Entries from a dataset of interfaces
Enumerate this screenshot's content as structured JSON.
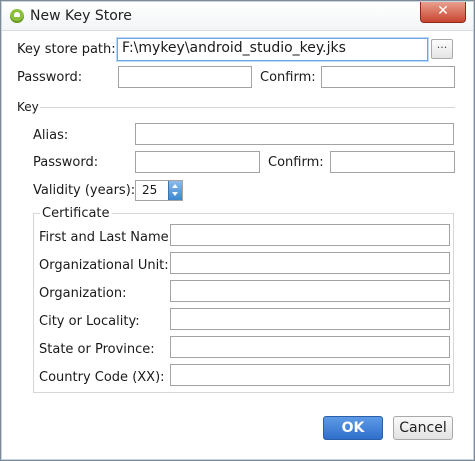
{
  "window": {
    "title": "New Key Store",
    "close_label": "✕"
  },
  "keystore": {
    "path_label": "Key store path:",
    "path_value": "F:\\mykey\\android_studio_key.jks",
    "browse_label": "···",
    "password_label": "Password:",
    "password_value": "",
    "confirm_label": "Confirm:",
    "confirm_value": ""
  },
  "key": {
    "section_label": "Key",
    "alias_label": "Alias:",
    "alias_value": "",
    "password_label": "Password:",
    "password_value": "",
    "confirm_label": "Confirm:",
    "confirm_value": "",
    "validity_label": "Validity (years):",
    "validity_value": "25"
  },
  "certificate": {
    "group_label": "Certificate",
    "first_last_label": "First and Last Name:",
    "org_unit_label": "Organizational Unit:",
    "organization_label": "Organization:",
    "city_label": "City or Locality:",
    "state_label": "State or Province:",
    "country_label": "Country Code (XX):",
    "first_last_value": "",
    "org_unit_value": "",
    "organization_value": "",
    "city_value": "",
    "state_value": "",
    "country_value": ""
  },
  "buttons": {
    "ok_label": "OK",
    "cancel_label": "Cancel"
  },
  "colors": {
    "accent": "#2f6fcc",
    "close": "#c8452f",
    "android_green": "#8bbf3c"
  }
}
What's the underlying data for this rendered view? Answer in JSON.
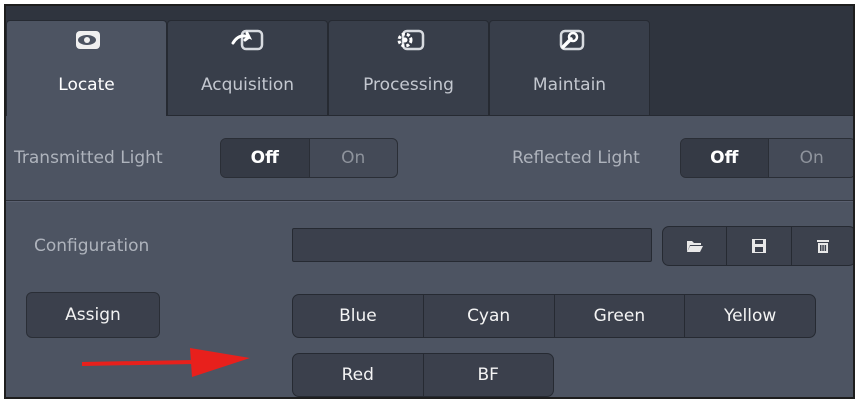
{
  "tabs": [
    {
      "label": "Locate",
      "icon": "eye-icon",
      "active": true
    },
    {
      "label": "Acquisition",
      "icon": "acquisition-arrow-icon",
      "active": false
    },
    {
      "label": "Processing",
      "icon": "gear-icon",
      "active": false
    },
    {
      "label": "Maintain",
      "icon": "wrench-icon",
      "active": false
    }
  ],
  "transmitted_light": {
    "label": "Transmitted Light",
    "options": [
      "Off",
      "On"
    ],
    "selected": "Off"
  },
  "reflected_light": {
    "label": "Reflected Light",
    "options": [
      "Off",
      "On"
    ],
    "selected": "Off"
  },
  "configuration": {
    "label": "Configuration",
    "value": "",
    "placeholder": "",
    "icons": [
      "folder-open-icon",
      "save-icon",
      "delete-icon"
    ]
  },
  "assign": {
    "label": "Assign"
  },
  "channels": {
    "row1": [
      "Blue",
      "Cyan",
      "Green",
      "Yellow"
    ],
    "row2": [
      "Red",
      "BF"
    ]
  },
  "colors": {
    "annotation_arrow": "#e8201c"
  }
}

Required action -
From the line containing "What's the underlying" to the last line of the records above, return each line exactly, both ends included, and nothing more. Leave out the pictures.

Answer to this exercise -
What's the underlying data for this rendered view? Answer in JSON.
{
  "tabs": [
    {
      "label": "Locate",
      "icon": "eye-icon",
      "active": true
    },
    {
      "label": "Acquisition",
      "icon": "acquisition-arrow-icon",
      "active": false
    },
    {
      "label": "Processing",
      "icon": "gear-icon",
      "active": false
    },
    {
      "label": "Maintain",
      "icon": "wrench-icon",
      "active": false
    }
  ],
  "transmitted_light": {
    "label": "Transmitted Light",
    "options": [
      "Off",
      "On"
    ],
    "selected": "Off"
  },
  "reflected_light": {
    "label": "Reflected Light",
    "options": [
      "Off",
      "On"
    ],
    "selected": "Off"
  },
  "configuration": {
    "label": "Configuration",
    "value": "",
    "placeholder": "",
    "icons": [
      "folder-open-icon",
      "save-icon",
      "delete-icon"
    ]
  },
  "assign": {
    "label": "Assign"
  },
  "channels": {
    "row1": [
      "Blue",
      "Cyan",
      "Green",
      "Yellow"
    ],
    "row2": [
      "Red",
      "BF"
    ]
  },
  "colors": {
    "annotation_arrow": "#e8201c"
  }
}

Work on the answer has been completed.